Early in her career, McGraw began earning honors and awards, and three stand out as especially meaningful to her: In 2010, she was awarded an honorary doctorate from the Academy of Art University in San Francisco; in 2014, the Butler Institute of American Art in Youngstown, Ohio, presented a solo retrospective of her works; and in 2015, the Butler chose McGraw for a Medal of Honor for Lifetime Achievement in American Art. She’s also served as vice president of American Women Artists and is the author of the book The Language of Drawing: From an Artist’s Viewpoint. Currently, her work is part of the Woolaroc Retrospective Exhibit & Sale at the Woolaroc Museum and Wildlife Preserve in Osage County, Oklahoma, through December 31.

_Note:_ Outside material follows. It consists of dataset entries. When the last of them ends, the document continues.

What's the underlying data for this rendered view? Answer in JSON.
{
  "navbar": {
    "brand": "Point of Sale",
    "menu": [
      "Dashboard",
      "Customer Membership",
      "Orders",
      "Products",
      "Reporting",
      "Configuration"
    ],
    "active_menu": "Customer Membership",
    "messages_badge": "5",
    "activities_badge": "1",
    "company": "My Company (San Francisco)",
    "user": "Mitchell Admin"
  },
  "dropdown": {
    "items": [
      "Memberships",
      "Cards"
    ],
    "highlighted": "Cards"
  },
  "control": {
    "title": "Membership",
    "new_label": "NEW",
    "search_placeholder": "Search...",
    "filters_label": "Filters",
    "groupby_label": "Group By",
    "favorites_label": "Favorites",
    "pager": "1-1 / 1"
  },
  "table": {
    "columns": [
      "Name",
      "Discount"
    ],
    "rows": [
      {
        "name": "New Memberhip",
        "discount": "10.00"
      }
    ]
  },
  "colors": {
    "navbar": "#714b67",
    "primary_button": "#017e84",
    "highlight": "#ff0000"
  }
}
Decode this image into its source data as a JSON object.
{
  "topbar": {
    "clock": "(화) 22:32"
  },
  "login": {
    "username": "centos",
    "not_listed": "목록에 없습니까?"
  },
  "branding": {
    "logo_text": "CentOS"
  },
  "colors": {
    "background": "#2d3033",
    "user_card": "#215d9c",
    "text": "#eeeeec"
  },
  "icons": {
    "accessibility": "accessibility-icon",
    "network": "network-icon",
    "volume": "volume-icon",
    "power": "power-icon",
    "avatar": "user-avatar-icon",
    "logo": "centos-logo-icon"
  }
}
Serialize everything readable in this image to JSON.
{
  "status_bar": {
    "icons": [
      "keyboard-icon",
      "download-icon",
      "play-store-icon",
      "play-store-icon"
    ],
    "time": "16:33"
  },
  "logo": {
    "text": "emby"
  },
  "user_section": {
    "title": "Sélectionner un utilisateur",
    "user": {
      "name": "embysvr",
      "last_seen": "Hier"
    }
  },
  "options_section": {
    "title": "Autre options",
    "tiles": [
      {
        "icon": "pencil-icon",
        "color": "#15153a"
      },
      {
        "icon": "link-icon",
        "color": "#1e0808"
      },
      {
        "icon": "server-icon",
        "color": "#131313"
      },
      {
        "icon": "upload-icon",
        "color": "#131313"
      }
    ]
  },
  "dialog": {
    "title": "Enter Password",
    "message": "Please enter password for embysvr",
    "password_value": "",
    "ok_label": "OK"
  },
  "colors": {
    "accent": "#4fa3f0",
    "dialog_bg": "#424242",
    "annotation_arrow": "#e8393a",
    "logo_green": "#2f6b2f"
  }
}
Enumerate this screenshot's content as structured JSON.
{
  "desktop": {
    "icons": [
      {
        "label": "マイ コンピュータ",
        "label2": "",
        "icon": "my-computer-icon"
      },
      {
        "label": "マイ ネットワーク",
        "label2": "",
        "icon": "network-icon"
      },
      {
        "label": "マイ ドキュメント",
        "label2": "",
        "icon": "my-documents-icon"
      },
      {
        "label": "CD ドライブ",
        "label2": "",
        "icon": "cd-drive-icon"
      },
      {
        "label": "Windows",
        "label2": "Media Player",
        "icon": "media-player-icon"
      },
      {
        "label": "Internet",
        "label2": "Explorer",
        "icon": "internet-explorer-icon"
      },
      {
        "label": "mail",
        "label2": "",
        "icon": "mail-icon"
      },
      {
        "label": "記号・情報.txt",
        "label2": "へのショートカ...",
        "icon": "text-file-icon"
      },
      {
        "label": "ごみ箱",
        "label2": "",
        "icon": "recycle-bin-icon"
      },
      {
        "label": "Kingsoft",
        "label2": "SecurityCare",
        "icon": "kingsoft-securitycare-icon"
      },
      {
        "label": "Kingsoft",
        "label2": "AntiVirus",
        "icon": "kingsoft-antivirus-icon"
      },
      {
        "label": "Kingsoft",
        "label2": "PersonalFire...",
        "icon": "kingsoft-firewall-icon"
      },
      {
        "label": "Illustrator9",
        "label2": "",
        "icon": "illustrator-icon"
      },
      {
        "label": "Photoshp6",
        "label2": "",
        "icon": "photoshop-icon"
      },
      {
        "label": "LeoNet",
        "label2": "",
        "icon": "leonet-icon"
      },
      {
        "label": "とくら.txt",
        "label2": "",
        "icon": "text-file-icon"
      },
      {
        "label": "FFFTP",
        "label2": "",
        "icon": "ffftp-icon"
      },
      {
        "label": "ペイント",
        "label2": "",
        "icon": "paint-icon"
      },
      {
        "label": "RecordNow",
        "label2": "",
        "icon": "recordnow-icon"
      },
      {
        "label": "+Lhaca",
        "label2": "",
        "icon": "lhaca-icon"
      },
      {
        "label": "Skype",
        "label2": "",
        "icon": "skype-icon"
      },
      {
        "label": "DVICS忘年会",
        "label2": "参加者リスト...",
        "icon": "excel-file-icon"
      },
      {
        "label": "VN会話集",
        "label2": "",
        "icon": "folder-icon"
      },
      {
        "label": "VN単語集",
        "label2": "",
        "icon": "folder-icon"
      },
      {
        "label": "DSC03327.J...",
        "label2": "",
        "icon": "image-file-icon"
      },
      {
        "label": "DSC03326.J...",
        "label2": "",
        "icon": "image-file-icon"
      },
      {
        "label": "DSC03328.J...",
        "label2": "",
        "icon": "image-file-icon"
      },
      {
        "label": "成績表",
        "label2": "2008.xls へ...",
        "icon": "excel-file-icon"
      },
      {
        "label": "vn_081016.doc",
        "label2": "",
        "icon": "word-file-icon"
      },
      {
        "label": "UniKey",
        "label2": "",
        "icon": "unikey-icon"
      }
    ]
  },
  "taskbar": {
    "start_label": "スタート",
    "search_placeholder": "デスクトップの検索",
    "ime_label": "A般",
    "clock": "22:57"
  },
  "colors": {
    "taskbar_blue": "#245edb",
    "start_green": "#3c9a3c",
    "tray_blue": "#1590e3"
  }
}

John Pence, owner of the John Pence Gallery in San Francisco, represented McGraw for eight years before retiring in 2017, after 42 years in the art business. At age 85, he considers his relationship with both McGraw and Leffel among the most important influences in his understanding of art. He notes how examining one of McGraw’s paintings reveals countless tiny, beautiful abstract “paintings” that emerge through her brushstrokes. While she paints what she sees, he says, “it’s the result of a huge amount of dedicated looking.” Pence also points to a special quality of the artist’s brushstrokes that results in part from mixing oils with a thinning medium now called Maroger, known for its use by the Old Masters. “Titian and Rembrandt understood it, but it’s not easy to work with,” he says. Of McGraw as a painter and a person, he declares: “She’s a marvel.”
Just as Leffel’s masterful teaching had an enormous impact on McGraw’s art, she has influenced countless drawing and painting students over the years. By age 30, she was teaching at the Art Students League in New York City and has continued with private classes and workshops around the country. In the mid-1980s, she and Leffel began teaching together. A current collaborative effort is a weekly live stream with McGraw behind the camera and Leffel — who recently turned 90 — talking about art online at Bright Light Fine Art.
Steven Haas, a contemporary photographer and art historian in New York City, studied drawing with McGraw in the late 1980s. He credits her with opening his eyes to the process of making art. Haas remembers McGraw sitting beside him during a class, looking at his drawing, and gently asking what was troubling him. Startled, he asked how she knew something was wrong. “I can see it in your lines,” she said. At that moment, he understood that making art is a process of self-revelation. It’s about putting one’s inner state of being — one’s feelings and perceptions — down on paper. “That was a major breakthrough and one of the most extraordinary gifts I’ve ever been given,” Haas says.
For McGraw, bringing all of herself into the artistic process creates a direct and constantly changing relationship with her subjects. It’s why she never works from photographs, and it’s how she achieves a transcendental quality of aliveness in her work. “The light is shifting, the flowers are drooping, the leaves are changing,” she says. “All the things that make it harder to paint from life are what make it interesting. That’s the beauty of it, that incredible dance of dealing with life on the move.”